 If AI is confirmed at a poultry operation, all birds at the farm, even in different houses, must be put down so that it can not be spread anymore. That means people’s entire livelihood could end in less than a few hours, all because of something out of their control. Avian Influenza is a real threat in some parts of this nation, and even though it only directly effects farmers, everyone should be aware of this problem. Because anything that affects farmers will eventually affect you through the food supply. Because it has been proven, if you eat you are involved in agriculture. 

There have been no reported cases of AI being transferred from poultry to humans in the United States, Canada, or internationally. It has also been proven that chicken is still completely safe to eat. 

The Truth About Free Range Chickens

If you have not seen the Geico Commercial about the free range chicken going on an adventure, here ya go.

It’s pretty cute and worth the 30 seconds, especially because this post addresses it.

Let me preface the post with this: while I am a strong advocate for commercial agriculture, I also believe in consumer choice. But I believe the choice should be made after educated research, which means the consumer should research both sides of the argument, not just one.

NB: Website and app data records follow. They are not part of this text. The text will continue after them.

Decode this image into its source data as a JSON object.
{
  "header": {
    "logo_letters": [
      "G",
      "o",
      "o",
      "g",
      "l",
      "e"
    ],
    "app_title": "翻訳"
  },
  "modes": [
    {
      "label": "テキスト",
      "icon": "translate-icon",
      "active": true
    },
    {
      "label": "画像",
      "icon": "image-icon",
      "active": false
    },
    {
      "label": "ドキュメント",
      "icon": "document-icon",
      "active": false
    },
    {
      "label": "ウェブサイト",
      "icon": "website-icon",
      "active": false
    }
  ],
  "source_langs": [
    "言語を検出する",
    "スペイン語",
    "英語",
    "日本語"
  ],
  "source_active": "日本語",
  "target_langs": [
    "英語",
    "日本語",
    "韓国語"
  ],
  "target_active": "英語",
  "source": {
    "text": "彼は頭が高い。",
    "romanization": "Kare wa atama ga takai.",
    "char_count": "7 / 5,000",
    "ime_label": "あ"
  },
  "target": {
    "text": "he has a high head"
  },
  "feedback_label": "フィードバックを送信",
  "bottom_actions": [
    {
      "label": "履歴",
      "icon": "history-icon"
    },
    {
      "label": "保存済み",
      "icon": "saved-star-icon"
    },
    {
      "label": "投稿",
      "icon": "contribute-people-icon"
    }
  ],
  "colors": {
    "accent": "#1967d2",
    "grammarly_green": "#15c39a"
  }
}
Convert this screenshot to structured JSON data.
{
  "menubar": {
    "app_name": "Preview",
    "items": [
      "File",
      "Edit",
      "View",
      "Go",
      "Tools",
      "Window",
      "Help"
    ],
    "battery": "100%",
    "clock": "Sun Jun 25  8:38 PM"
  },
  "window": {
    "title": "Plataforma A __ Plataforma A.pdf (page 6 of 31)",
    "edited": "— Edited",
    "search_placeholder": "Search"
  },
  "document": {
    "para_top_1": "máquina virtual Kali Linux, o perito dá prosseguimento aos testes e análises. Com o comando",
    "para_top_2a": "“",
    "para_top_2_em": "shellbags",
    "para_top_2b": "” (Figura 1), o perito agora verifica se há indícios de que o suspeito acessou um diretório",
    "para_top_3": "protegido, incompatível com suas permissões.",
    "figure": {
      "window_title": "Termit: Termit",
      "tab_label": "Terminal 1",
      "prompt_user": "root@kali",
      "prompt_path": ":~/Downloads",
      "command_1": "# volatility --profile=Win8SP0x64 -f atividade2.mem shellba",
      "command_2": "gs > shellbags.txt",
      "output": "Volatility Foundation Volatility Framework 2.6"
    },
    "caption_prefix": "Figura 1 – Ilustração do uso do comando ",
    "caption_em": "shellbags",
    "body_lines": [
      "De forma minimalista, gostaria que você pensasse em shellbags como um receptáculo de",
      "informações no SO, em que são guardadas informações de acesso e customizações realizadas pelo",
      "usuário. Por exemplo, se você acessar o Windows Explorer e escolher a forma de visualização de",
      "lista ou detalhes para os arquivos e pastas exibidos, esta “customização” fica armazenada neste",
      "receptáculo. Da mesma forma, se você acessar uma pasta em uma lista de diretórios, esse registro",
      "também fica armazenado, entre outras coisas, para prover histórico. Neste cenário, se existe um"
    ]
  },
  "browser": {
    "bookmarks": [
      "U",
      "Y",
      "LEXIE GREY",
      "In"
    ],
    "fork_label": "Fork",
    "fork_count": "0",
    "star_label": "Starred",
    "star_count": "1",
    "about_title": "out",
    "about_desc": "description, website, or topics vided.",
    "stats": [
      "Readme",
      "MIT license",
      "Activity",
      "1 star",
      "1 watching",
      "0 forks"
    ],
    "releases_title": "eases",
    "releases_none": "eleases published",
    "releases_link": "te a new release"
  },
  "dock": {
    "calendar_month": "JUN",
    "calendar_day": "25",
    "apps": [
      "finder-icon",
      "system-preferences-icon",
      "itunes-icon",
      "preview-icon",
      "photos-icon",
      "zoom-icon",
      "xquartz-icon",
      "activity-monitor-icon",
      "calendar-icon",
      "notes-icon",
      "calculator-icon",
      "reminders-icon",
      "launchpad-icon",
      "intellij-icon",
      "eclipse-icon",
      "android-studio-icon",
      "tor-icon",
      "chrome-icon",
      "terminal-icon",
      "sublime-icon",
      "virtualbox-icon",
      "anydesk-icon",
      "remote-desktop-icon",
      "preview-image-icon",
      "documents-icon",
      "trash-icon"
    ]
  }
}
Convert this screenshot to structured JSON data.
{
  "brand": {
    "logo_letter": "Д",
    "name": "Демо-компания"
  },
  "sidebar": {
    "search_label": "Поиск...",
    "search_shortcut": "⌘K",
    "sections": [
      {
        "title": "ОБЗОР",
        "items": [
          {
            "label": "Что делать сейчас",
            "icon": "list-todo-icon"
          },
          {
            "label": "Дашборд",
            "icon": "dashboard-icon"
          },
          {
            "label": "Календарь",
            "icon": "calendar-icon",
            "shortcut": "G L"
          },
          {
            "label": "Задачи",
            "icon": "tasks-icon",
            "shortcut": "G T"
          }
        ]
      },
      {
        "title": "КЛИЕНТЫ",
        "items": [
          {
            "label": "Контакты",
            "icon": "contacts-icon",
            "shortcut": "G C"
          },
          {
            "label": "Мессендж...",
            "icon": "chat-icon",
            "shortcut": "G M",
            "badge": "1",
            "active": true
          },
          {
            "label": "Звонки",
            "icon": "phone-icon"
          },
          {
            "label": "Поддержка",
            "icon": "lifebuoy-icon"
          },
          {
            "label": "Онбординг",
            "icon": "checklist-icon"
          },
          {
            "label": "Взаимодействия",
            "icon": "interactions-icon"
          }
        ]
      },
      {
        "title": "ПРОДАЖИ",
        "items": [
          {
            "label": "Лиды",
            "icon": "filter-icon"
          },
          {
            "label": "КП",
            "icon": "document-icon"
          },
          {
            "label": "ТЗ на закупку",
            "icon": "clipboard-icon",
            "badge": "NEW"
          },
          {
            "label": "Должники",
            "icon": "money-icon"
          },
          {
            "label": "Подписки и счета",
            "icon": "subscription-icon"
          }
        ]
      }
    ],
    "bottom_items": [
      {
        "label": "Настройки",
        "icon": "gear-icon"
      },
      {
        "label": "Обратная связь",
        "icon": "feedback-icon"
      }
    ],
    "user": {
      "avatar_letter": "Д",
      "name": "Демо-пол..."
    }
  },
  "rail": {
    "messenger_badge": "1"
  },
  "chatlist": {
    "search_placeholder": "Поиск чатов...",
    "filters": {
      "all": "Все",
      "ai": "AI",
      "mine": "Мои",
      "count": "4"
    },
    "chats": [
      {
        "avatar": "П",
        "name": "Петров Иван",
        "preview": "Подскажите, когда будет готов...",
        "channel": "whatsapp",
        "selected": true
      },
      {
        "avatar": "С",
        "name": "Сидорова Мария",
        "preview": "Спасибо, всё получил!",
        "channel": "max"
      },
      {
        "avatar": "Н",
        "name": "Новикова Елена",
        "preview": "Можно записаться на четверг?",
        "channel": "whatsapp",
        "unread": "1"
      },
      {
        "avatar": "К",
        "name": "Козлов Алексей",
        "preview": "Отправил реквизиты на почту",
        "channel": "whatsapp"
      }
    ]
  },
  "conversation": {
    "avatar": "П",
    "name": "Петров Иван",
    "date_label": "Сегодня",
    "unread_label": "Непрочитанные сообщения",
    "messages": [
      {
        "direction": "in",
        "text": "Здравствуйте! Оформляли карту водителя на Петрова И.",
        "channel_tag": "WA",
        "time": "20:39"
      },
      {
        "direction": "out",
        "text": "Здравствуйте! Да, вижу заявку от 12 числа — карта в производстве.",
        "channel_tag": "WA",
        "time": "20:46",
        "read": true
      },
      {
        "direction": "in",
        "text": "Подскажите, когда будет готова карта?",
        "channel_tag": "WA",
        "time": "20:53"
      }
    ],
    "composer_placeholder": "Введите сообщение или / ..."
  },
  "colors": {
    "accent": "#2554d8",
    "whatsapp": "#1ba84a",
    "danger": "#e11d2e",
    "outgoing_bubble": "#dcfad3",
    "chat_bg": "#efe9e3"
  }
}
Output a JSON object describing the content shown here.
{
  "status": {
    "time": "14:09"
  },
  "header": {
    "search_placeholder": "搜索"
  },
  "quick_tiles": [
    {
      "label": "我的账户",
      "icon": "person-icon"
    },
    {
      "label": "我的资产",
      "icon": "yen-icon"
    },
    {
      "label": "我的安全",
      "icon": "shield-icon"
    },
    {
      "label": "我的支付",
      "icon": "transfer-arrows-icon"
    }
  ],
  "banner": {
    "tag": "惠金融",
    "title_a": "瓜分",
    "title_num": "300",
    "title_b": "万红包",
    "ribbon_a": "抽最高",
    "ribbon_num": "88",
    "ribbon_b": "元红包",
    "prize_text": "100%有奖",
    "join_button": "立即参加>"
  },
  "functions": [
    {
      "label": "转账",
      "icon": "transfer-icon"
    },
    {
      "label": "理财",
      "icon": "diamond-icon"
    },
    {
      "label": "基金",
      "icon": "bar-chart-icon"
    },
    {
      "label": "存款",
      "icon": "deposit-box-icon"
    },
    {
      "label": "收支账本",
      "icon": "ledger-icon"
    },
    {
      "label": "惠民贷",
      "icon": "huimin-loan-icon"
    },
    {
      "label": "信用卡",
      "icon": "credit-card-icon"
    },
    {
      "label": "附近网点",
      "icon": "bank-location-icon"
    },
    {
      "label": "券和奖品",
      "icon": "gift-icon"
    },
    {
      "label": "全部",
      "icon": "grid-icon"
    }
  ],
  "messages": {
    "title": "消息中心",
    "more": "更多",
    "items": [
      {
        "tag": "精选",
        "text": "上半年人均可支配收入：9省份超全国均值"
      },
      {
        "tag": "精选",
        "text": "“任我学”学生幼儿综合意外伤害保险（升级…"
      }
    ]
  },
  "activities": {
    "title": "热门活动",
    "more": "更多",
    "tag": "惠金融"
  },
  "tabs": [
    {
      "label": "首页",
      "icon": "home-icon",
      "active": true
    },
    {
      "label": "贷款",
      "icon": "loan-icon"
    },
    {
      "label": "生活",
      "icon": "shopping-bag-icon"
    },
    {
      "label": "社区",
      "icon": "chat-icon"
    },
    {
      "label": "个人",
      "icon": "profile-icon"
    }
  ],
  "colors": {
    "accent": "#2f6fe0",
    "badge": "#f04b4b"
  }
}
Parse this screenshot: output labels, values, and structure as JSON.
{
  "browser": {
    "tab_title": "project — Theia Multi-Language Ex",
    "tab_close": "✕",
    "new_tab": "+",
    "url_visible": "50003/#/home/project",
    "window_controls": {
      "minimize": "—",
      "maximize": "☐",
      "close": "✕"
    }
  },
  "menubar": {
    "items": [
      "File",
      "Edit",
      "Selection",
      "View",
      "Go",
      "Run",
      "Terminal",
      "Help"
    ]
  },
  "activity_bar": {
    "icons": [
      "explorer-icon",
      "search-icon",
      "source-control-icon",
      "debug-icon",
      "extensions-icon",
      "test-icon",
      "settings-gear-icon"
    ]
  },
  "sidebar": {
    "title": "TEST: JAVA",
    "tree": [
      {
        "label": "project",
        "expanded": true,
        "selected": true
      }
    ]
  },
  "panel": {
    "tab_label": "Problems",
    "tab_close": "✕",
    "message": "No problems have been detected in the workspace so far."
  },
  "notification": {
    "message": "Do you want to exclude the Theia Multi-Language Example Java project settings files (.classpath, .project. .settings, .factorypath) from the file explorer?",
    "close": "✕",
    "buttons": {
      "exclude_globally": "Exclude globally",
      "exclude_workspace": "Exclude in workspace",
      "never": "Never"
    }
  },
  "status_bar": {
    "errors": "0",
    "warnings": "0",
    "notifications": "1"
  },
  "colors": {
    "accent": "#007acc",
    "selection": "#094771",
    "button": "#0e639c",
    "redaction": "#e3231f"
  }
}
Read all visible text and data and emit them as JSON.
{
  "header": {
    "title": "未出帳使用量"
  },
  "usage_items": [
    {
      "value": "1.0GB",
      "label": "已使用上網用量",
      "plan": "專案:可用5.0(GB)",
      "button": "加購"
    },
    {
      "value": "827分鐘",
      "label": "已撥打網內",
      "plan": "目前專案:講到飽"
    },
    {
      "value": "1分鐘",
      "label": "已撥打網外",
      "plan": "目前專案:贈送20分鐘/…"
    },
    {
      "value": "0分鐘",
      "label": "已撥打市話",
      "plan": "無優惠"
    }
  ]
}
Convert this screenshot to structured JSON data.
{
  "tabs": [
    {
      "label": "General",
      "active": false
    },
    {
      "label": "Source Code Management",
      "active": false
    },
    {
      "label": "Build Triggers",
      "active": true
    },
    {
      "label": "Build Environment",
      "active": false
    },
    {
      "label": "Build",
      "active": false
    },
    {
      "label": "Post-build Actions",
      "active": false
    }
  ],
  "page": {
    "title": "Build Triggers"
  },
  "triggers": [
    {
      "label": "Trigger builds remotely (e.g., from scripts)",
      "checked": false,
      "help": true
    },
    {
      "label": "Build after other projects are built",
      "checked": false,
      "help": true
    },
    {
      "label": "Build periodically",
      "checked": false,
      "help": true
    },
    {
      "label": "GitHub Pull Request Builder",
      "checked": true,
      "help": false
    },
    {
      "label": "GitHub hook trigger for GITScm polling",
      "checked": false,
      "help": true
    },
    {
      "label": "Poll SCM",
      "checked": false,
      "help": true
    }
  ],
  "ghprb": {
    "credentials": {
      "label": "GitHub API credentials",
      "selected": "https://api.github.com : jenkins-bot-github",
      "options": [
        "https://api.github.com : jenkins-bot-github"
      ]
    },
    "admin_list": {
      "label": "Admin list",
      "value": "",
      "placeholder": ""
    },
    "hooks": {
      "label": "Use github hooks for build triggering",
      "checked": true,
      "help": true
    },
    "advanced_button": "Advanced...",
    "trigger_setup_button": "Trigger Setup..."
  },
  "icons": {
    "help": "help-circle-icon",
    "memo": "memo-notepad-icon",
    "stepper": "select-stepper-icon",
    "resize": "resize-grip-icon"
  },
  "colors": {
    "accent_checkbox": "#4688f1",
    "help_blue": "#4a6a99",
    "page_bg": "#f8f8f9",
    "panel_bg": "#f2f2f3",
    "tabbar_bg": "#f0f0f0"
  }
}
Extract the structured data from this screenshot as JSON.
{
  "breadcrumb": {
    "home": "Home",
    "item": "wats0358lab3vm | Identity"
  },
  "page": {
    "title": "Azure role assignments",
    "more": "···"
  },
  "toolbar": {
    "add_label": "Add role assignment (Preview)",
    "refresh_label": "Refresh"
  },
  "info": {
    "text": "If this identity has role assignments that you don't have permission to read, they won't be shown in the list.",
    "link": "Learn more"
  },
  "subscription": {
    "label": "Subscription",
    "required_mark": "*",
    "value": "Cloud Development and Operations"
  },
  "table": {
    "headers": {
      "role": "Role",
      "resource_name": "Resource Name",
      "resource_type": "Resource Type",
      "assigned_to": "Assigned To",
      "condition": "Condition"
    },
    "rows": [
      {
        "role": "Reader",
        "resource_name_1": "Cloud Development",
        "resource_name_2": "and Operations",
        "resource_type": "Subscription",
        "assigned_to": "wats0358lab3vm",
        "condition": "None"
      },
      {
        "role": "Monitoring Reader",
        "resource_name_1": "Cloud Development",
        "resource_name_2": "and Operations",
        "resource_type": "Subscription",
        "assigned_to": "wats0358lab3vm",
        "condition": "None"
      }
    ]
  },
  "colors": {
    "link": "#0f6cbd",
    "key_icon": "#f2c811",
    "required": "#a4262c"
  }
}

The Misconception

Free Range ChickensA lot of consumers like to think that free range means that the chickens have the unlimited access to do what our chicken friend in the commercial did. Travel as they wish, on a whim, to anywhere. But that is not quite the case.

The Truth

The USDA says, FREE RANGE or FREE ROAMING: “Producers must demonstrate to the Agency that the poultry has been allowed access to the outside.” The animal does not have to live its entire life outdoors, it just has to have the access to it at some point and time, whether it utilizes it or not.

A study in the United Kingdom found that out of a flock of 800,000 birds only 15% were observed outside during the daylight hours. This is because the open pasture makes them nervous since it provides no protection from sun, wind, or predators.

The Issue

The issue is that less than 1% of chickens are raised as free range, and in the future it will be almost impossible to raise enough chickens to feed the growing world population.

Poultry is the second most consumed meat in the world, not too far behind pork. Poultry is usually the cheapest meat for all the different countries. If all of agriculture switched over to free range chickens it would raise the price of chicken so exponentially, that very few people in developing countries would be able to afford it.

cage raised chicken. Free range chickens. Are cages humane for chickensConventionally raised chicken is often described in a negative way, but it is described that way mostly by people who have never been to a poultry farm. While I will admit that all areas of agriculture, have something they could improve on (because no one or nothing is perfect) I also believe that conventionally raised poultry at the majority of U.S. farms are treated humanely. I believe that because I have seen it with my own eyes.

In conventional laying houses most chickens live in cages that provide them with room to move around and spread their wings. An interesting fact about chickens is they will not produce eggs if they are stressed out! That means the chickens are comfortable and not stressed in these cages, or they wouldn’t produce any eggs.

If you want your chickens to be free range, that is perfectly fine because it is still a part of agriculture. But I want consumers to know the truth about what “Free Range” means for the chicken and for labeling purposes.